The Five Dysfunctions of a Law Firm?

I just finished reading the Five Dysfunctions of a Team by Patrick Lencioni, which is written as a “leadership fable” – a story of a struggling technology start up company.

The central premise of the book is that creating a strong team is one of the few remaining competitive advantages available to organizations. Functional teams make better decisions and accomplish more in less time. Talented people are less likely to leave organizations where they are part of a cohesive team.

Politics is defined as when people choose their words and actions based on how they want others to react rather than based on what they really think. Politics and other dysfunctions get in the way of the effective teamwork which is critical to a firm’s success. The book states that if you could get all the people in an organization rowing in the same direction, you could dominate any industry, in any market, against any competition, at any time.

So how to you make a strong team? To reduce politics and confusion in an organization, you need to address the five common dysfunctions:

Dysfunction #1: Absence of Trust
This occurs when team members are reluctant to be vulnerable with one another and are unwilling to admit their mistakes, weaknesses or needs for help. Without a certain comfort level among team members, a foundation of trust is impossible.

Strategy for Overcoming:
– Identify and discuss individual strengths and weaknesses
– Spend considerable time in face-to-face meetings and working sessions

Dysfunction #2: Fear of Conflict
Teams that are lacking on trust are incapable of engaging in unfiltered, passionate debate about key issues, causing situations where team conflict can easily turn into veiled discussions and back channel comments. In a work setting where team members do not openly air their opinions, inferior decisions are the result.

Strategy for Overcoming:
– Acknowledge that conflict is required for productive meetings
– Establish common ground rules for engaging in conflict
– Understand individual team member’s natural conflict styles

Dysfunction #3: Lack of Commitment
Without conflict, it is difficult for team members to commit to decisions, creating an environment where ambiguity prevails. Lack of direction and commitment can make employees disgruntled.

Strategy for Overcoming:
– Review commitments at the end of each meeting to ensure all team members are aligned
– Adopt a “disagree and commit” mentality—make sure all team members are committed regardless of initial disagreements

Dysfunction #4: Avoidance of Accountability
When teams don’t commit to a clear plan of action, even the most focused and driven individuals hesitate to call their peers on actions and behaviors that may seem counterproductive to the overall good of the team.

Strategy for Overcoming:
– Explicitly communicate goals and standards of behavior
– Regularly discuss performance versus goals and standards

Dysfunction #5: Inattention to Results
Team members naturally tend to put their own needs (ego, career development, recognition, etc.) ahead of the collective goals of the team when individuals aren’t held accountable.

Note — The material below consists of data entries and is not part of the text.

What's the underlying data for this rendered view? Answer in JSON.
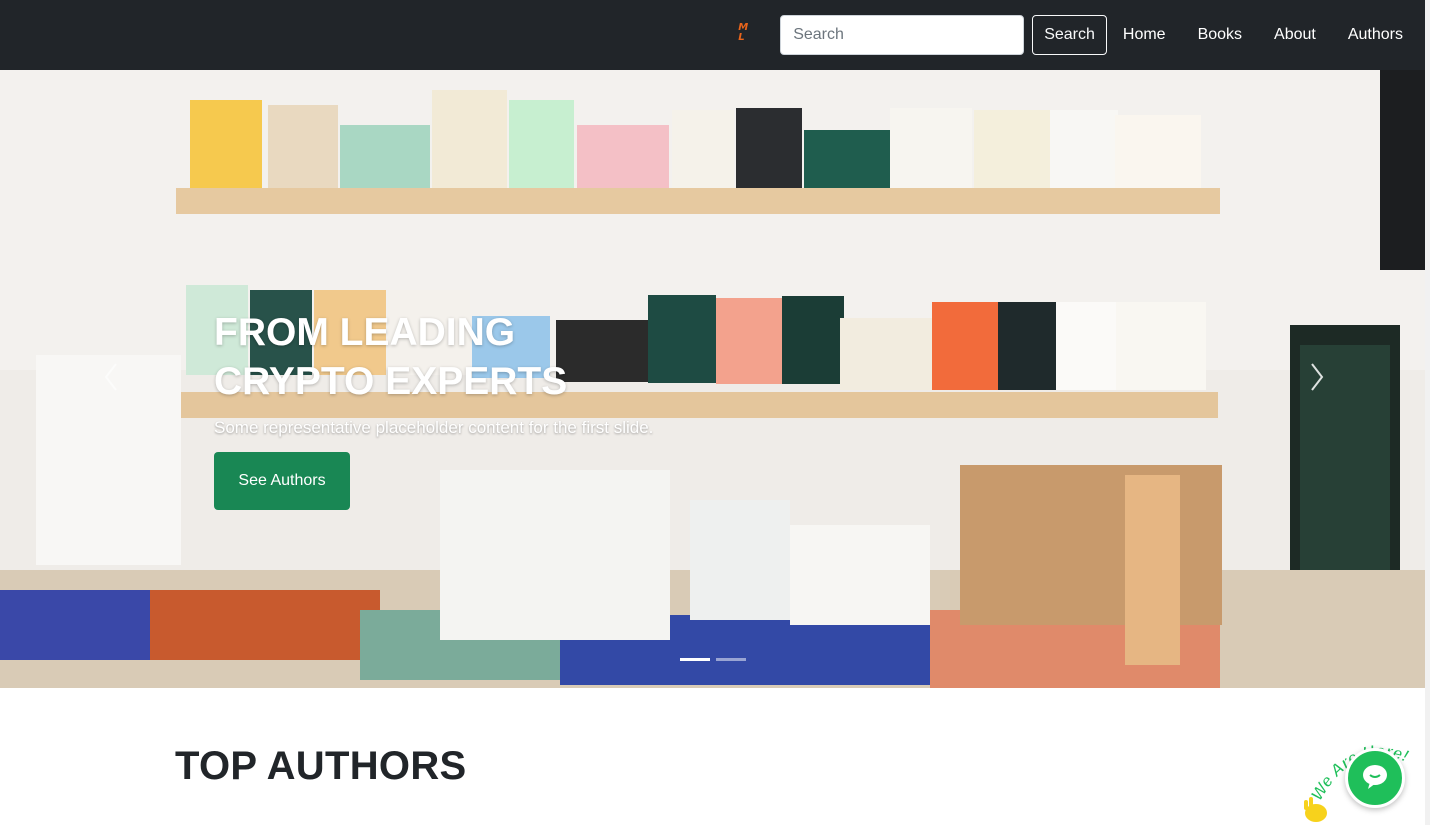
{
  "navbar": {
    "logo_text": "M L",
    "search": {
      "placeholder": "Search",
      "value": ""
    },
    "search_button_label": "Search",
    "links": [
      "Home",
      "Books",
      "About",
      "Authors"
    ]
  },
  "hero": {
    "title_line1": "FROM LEADING",
    "title_line2": "CRYPTO EXPERTS",
    "subtitle": "Some representative placeholder content for the first slide.",
    "cta_label": "See Authors",
    "slide_count": 2,
    "active_slide": 1,
    "cta_color": "#198754"
  },
  "section": {
    "title": "TOP AUTHORS"
  },
  "chat_widget": {
    "badge_text": "We Are Here!",
    "accent_color": "#1fbf5a"
  },
  "colors": {
    "navbar_bg": "#212529",
    "accent": "#198754"
  }
}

If a team has lost sight of the need for achievement, the business ultimately suffers.

Strategy for Overcoming:
– Keep the team focused on tangible group goals
– Reward individuals based on team goals and collective success

Application to Law Firms

Partners in law firms essentially own their own individual businesses under the firm banner. Compensation mechanisms are often a source of firm politics. Law firms can be heirarichal and more junior lawyers may not be comfortable being totally transparent with more senior colleagues. Also, lawyers as a group are not representative of the greater population, most notably that they are often highly autonomous individuals. The saying that managing lawyers is like herding cats reflects that law firms and lawyers individually present unique challenges to team building.

According the Lencioni, teamwork ultimately comes down to practicing a small set of principles over a long period of time. Members of functional teams overcome the natural tendencies that make trust, conflict, commitment, accountability, and a focus on results so elusive.

Possibly, even lawyers.


  1. Nice article. I read this book while working at Gibson, Dunn & Crutcher and our “team” took into account some of the advice, with limited results. Our results were limited mostly because I was the only one who actually read the book and took it to heart. It’s in this book, if I remember correctly, that I came across the notion of the four-stages of team-building: forming, storming, norming and performing. I’m going to retweet this. Thanks.

  2. Great post! Can be applied to any ‘consultant’ business or ‘firm’ business.
    In my experience, where this approach fails is when the leaders do not do everything as well. They expect the team to do it, but somehow they feel that it ‘doesn’t apply’ to them. This is a mistake in my opinion. If you want this to be successful, everyone has to do it … everyone.